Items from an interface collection
..........
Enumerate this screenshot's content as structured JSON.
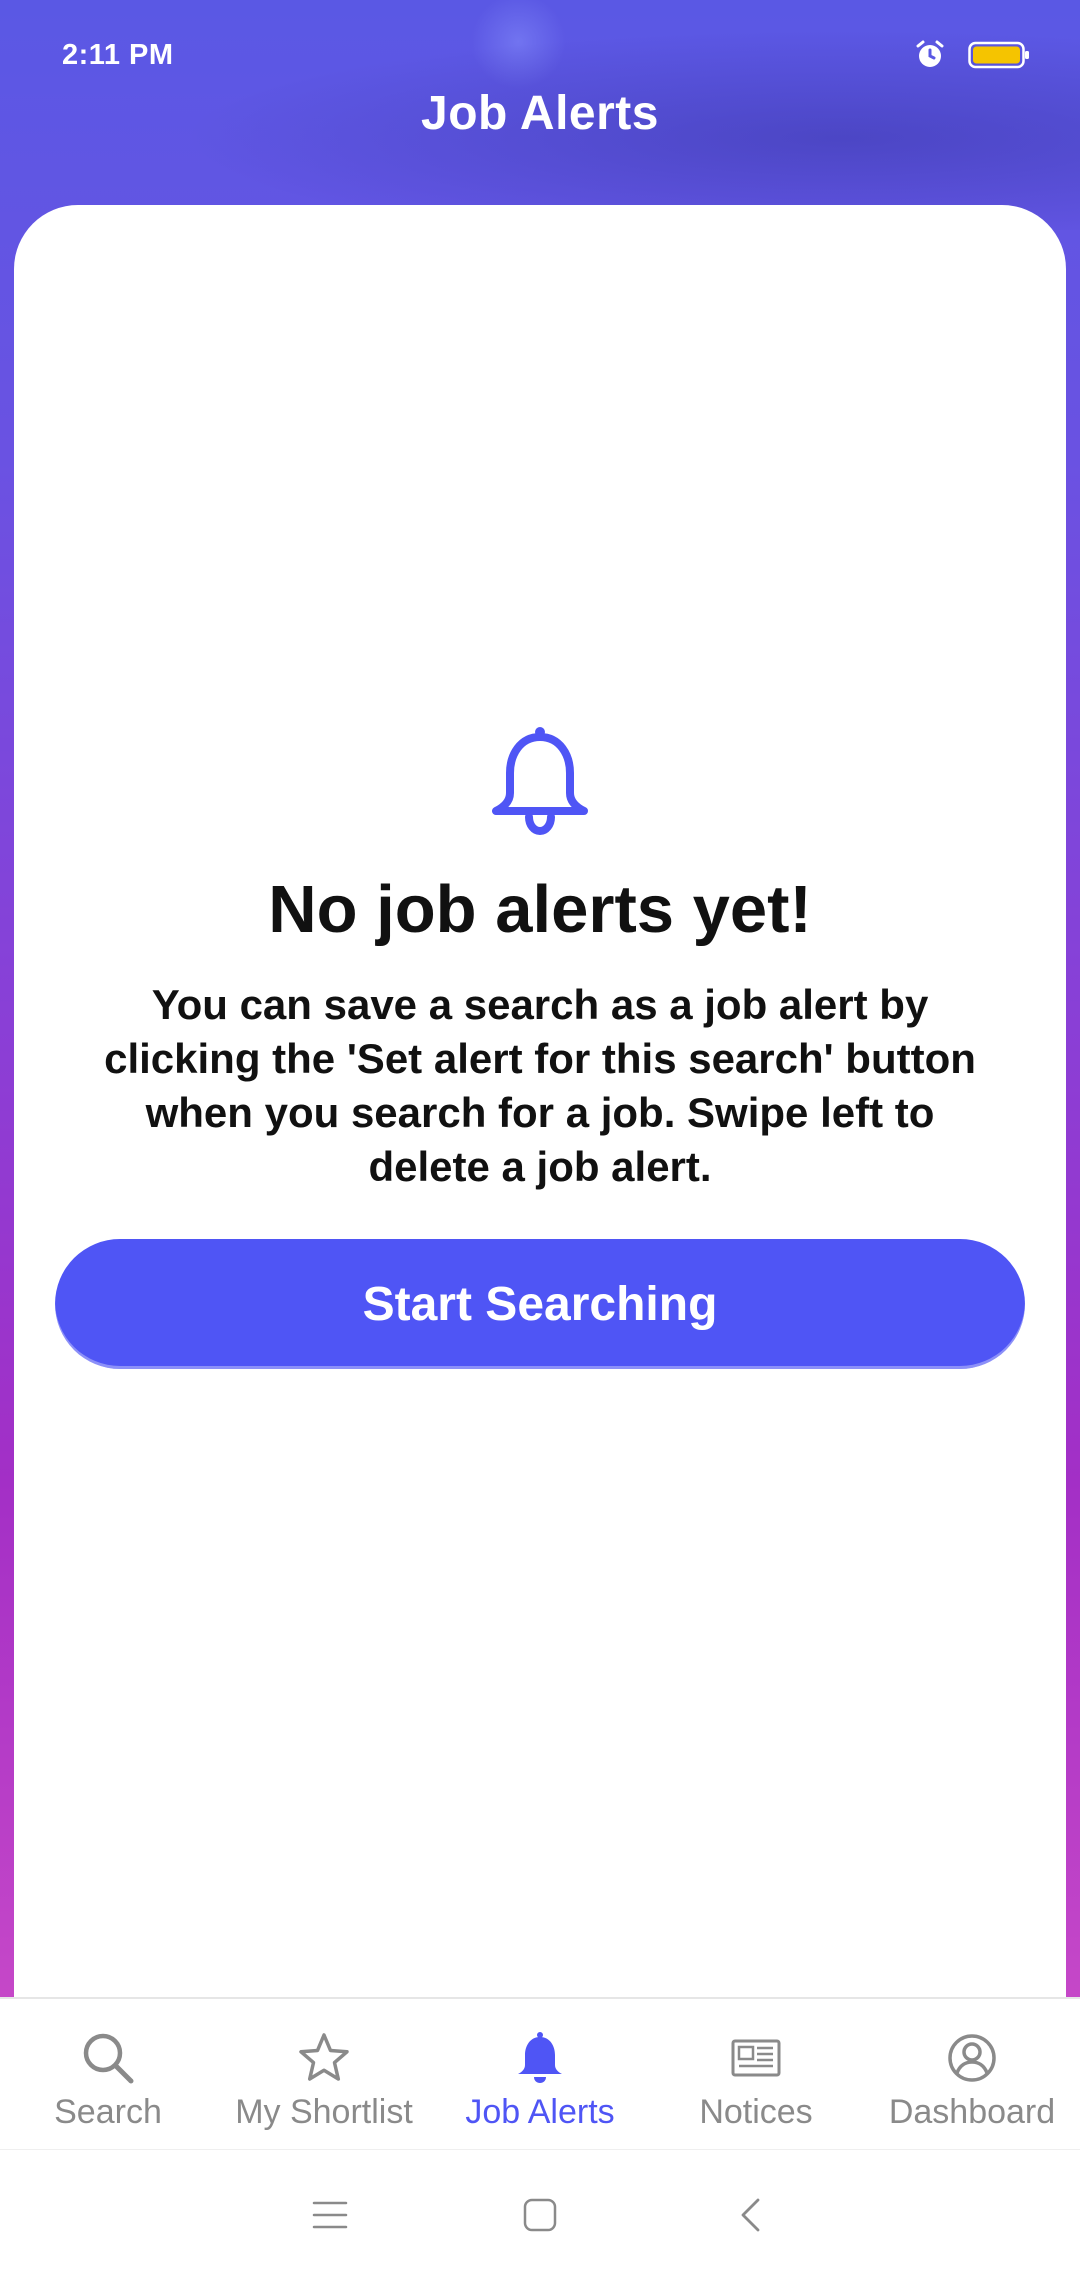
{
  "status_bar": {
    "time": "2:11 PM",
    "icons": [
      "alarm-icon",
      "battery-icon"
    ],
    "battery_color": "#f5c400"
  },
  "header": {
    "title": "Job Alerts"
  },
  "empty_state": {
    "icon": "bell-icon",
    "title": "No job alerts yet!",
    "description": "You can save a search as a job alert by clicking the 'Set alert for this search' button when you search for a job. Swipe left to delete a job alert.",
    "button_label": "Start Searching"
  },
  "bottom_nav": {
    "items": [
      {
        "label": "Search",
        "icon": "search-icon",
        "active": false
      },
      {
        "label": "My Shortlist",
        "icon": "star-icon",
        "active": false
      },
      {
        "label": "Job Alerts",
        "icon": "bell-icon",
        "active": true
      },
      {
        "label": "Notices",
        "icon": "newspaper-icon",
        "active": false
      },
      {
        "label": "Dashboard",
        "icon": "user-circle-icon",
        "active": false
      }
    ]
  },
  "system_nav": {
    "icons": [
      "menu-icon",
      "home-icon",
      "back-icon"
    ]
  },
  "colors": {
    "accent": "#4f55f5",
    "inactive": "#8a8a8a",
    "gradient_top": "#5a58e4",
    "gradient_bottom": "#d058c8"
  }
}
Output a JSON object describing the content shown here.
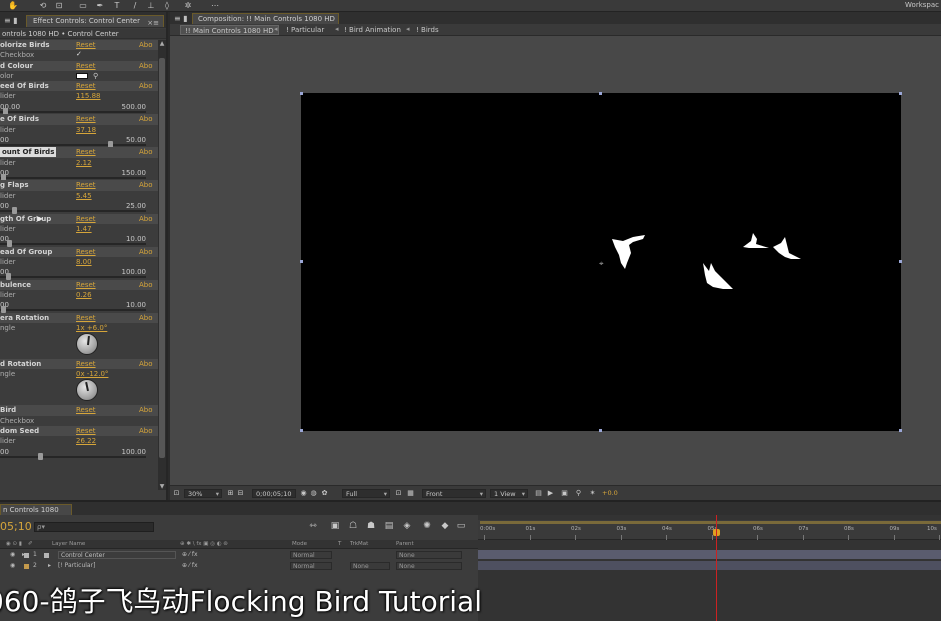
{
  "toolbar": {
    "workspace_label": "Workspac"
  },
  "effect_controls": {
    "tab_label": "Effect Controls: Control Center",
    "close_label": "×≡",
    "subtitle": "ontrols 1080 HD • Control Center",
    "reset_label": "Reset",
    "about_label": "Abo",
    "rows": [
      {
        "kind": "header",
        "name": "olorize Birds"
      },
      {
        "kind": "check",
        "label": "Checkbox",
        "checked": "✓"
      },
      {
        "kind": "header",
        "name": "d Colour"
      },
      {
        "kind": "color",
        "label": "olor",
        "swatch": "#ffffff"
      },
      {
        "kind": "header",
        "name": "eed Of Birds"
      },
      {
        "kind": "value",
        "label": "lider",
        "value": "115.88"
      },
      {
        "kind": "range",
        "min": "00.00",
        "max": "500.00",
        "knob": 0.02
      },
      {
        "kind": "header",
        "name": "e Of Birds"
      },
      {
        "kind": "value",
        "label": "lider",
        "value": "37.18"
      },
      {
        "kind": "range",
        "min": "00",
        "max": "50.00",
        "knob": 0.74
      },
      {
        "kind": "header",
        "name": "ount Of Birds",
        "selected": true
      },
      {
        "kind": "value",
        "label": "lider",
        "value": "2.12"
      },
      {
        "kind": "range",
        "min": "00",
        "max": "150.00",
        "knob": 0.01
      },
      {
        "kind": "header",
        "name": "g Flaps"
      },
      {
        "kind": "value",
        "label": "lider",
        "value": "5.45"
      },
      {
        "kind": "range",
        "min": "00",
        "max": "25.00",
        "knob": 0.08
      },
      {
        "kind": "header",
        "name": "gth Of Group"
      },
      {
        "kind": "value",
        "label": "lider",
        "value": "1.47"
      },
      {
        "kind": "range",
        "min": "00",
        "max": "10.00",
        "knob": 0.05
      },
      {
        "kind": "header",
        "name": "ead Of Group"
      },
      {
        "kind": "value",
        "label": "lider",
        "value": "8.00"
      },
      {
        "kind": "range",
        "min": "00",
        "max": "100.00",
        "knob": 0.04
      },
      {
        "kind": "header",
        "name": "bulence"
      },
      {
        "kind": "value",
        "label": "lider",
        "value": "0.26"
      },
      {
        "kind": "range",
        "min": "00",
        "max": "10.00",
        "knob": 0.01
      },
      {
        "kind": "header",
        "name": "era Rotation"
      },
      {
        "kind": "dial",
        "label": "ngle",
        "value": "1x +6.0°",
        "angle": 6
      },
      {
        "kind": "header",
        "name": "d Rotation"
      },
      {
        "kind": "dial",
        "label": "ngle",
        "value": "0x -12.0°",
        "angle": -12
      },
      {
        "kind": "header",
        "name": "Bird"
      },
      {
        "kind": "check",
        "label": "Checkbox",
        "checked": ""
      },
      {
        "kind": "header",
        "name": "dom Seed"
      },
      {
        "kind": "value",
        "label": "lider",
        "value": "26.22"
      },
      {
        "kind": "range",
        "min": "00",
        "max": "100.00",
        "knob": 0.26
      }
    ]
  },
  "composition": {
    "tab_label": "Composition: !! Main Controls 1080 HD",
    "crumbs": [
      "!! Main Controls 1080 HD",
      "! Particular",
      "! Bird Animation",
      "! Birds"
    ],
    "footer": {
      "zoom": "30%",
      "timecode": "0;00;05;10",
      "resolution": "Full",
      "view": "Front",
      "views": "1 View",
      "exposure": "+0.0"
    }
  },
  "timeline": {
    "tab_label": "n Controls 1080 HD",
    "timecode": "05;10",
    "search_placeholder": "ρ▾",
    "columns": {
      "layer_name": "Layer Name",
      "mode": "Mode",
      "t": "T",
      "trkmat": "TrkMat",
      "parent": "Parent"
    },
    "layers": [
      {
        "num": "1",
        "name": "Control Center",
        "mode": "Normal",
        "trkmat": "",
        "parent": "None",
        "color": "#b5b5b5"
      },
      {
        "num": "2",
        "name": "[! Particular]",
        "mode": "Normal",
        "trkmat": "None",
        "parent": "None",
        "color": "#c49a4c"
      }
    ],
    "ruler_labels": [
      "0:00s",
      "01s",
      "02s",
      "03s",
      "04s",
      "05s",
      "06s",
      "07s",
      "08s",
      "09s",
      "10s"
    ]
  },
  "caption": {
    "text": "060-鸽子飞鸟动Flocking Bird Tutorial"
  }
}
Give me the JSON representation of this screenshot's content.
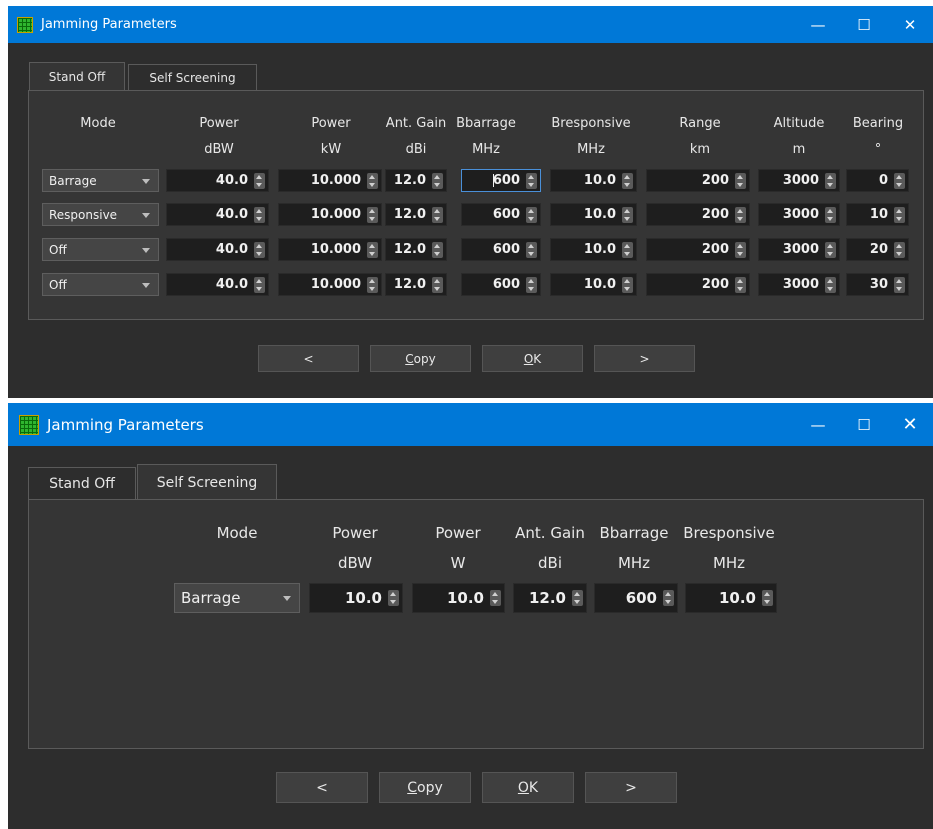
{
  "win1": {
    "title": "Jamming Parameters",
    "controls": {
      "minimize": "—",
      "maximize": "☐",
      "close": "✕"
    },
    "tabs": [
      "Stand Off",
      "Self Screening"
    ],
    "headers": [
      {
        "l1": "Mode",
        "l2": ""
      },
      {
        "l1": "Power",
        "l2": "dBW"
      },
      {
        "l1": "Power",
        "l2": "kW"
      },
      {
        "l1": "Ant. Gain",
        "l2": "dBi"
      },
      {
        "l1": "Bbarrage",
        "l2": "MHz"
      },
      {
        "l1": "Bresponsive",
        "l2": "MHz"
      },
      {
        "l1": "Range",
        "l2": "km"
      },
      {
        "l1": "Altitude",
        "l2": "m"
      },
      {
        "l1": "Bearing",
        "l2": "°"
      }
    ],
    "rows": [
      {
        "mode": "Barrage",
        "power_dbw": "40.0",
        "power_kw": "10.000",
        "gain": "12.0",
        "bbarrage": "600",
        "bresp": "10.0",
        "range": "200",
        "alt": "3000",
        "bearing": "0"
      },
      {
        "mode": "Responsive",
        "power_dbw": "40.0",
        "power_kw": "10.000",
        "gain": "12.0",
        "bbarrage": "600",
        "bresp": "10.0",
        "range": "200",
        "alt": "3000",
        "bearing": "10"
      },
      {
        "mode": "Off",
        "power_dbw": "40.0",
        "power_kw": "10.000",
        "gain": "12.0",
        "bbarrage": "600",
        "bresp": "10.0",
        "range": "200",
        "alt": "3000",
        "bearing": "20"
      },
      {
        "mode": "Off",
        "power_dbw": "40.0",
        "power_kw": "10.000",
        "gain": "12.0",
        "bbarrage": "600",
        "bresp": "10.0",
        "range": "200",
        "alt": "3000",
        "bearing": "30"
      }
    ],
    "buttons": {
      "prev": "<",
      "copy_u": "C",
      "copy_rest": "opy",
      "ok_u": "O",
      "ok_rest": "K",
      "next": ">"
    }
  },
  "win2": {
    "title": "Jamming Parameters",
    "controls": {
      "minimize": "—",
      "maximize": "☐",
      "close": "✕"
    },
    "tabs": [
      "Stand Off",
      "Self Screening"
    ],
    "headers": [
      {
        "l1": "Mode",
        "l2": ""
      },
      {
        "l1": "Power",
        "l2": "dBW"
      },
      {
        "l1": "Power",
        "l2": "W"
      },
      {
        "l1": "Ant. Gain",
        "l2": "dBi"
      },
      {
        "l1": "Bbarrage",
        "l2": "MHz"
      },
      {
        "l1": "Bresponsive",
        "l2": "MHz"
      }
    ],
    "row": {
      "mode": "Barrage",
      "power_dbw": "10.0",
      "power_w": "10.0",
      "gain": "12.0",
      "bbarrage": "600",
      "bresp": "10.0"
    },
    "buttons": {
      "prev": "<",
      "copy_u": "C",
      "copy_rest": "opy",
      "ok_u": "O",
      "ok_rest": "K",
      "next": ">"
    }
  },
  "colors": {
    "titlebar": "#0078d7",
    "background": "#2d2d2d",
    "panel": "#353535",
    "field": "#1e1e1e",
    "focus": "#4a90d9"
  }
}
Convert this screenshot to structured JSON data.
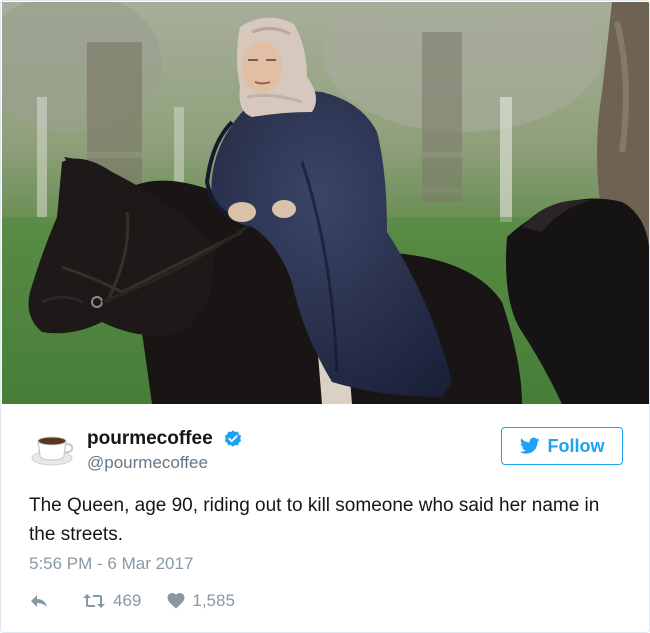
{
  "tweet": {
    "display_name": "pourmecoffee",
    "handle": "@pourmecoffee",
    "verified": true,
    "follow_label": "Follow",
    "text": "The Queen, age 90, riding out to kill someone who said her name in the streets.",
    "timestamp": "5:56 PM - 6 Mar 2017",
    "retweets": "469",
    "likes": "1,585"
  },
  "icons": {
    "avatar": "coffee-cup-icon",
    "verified": "verified-badge-icon",
    "follow": "twitter-bird-icon",
    "reply": "reply-arrow-icon",
    "retweet": "retweet-icon",
    "like": "heart-icon"
  },
  "colors": {
    "accent": "#1da1f2",
    "muted": "#8899a6",
    "text": "#14171a"
  }
}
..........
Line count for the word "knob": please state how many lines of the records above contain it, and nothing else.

* [Solution] 8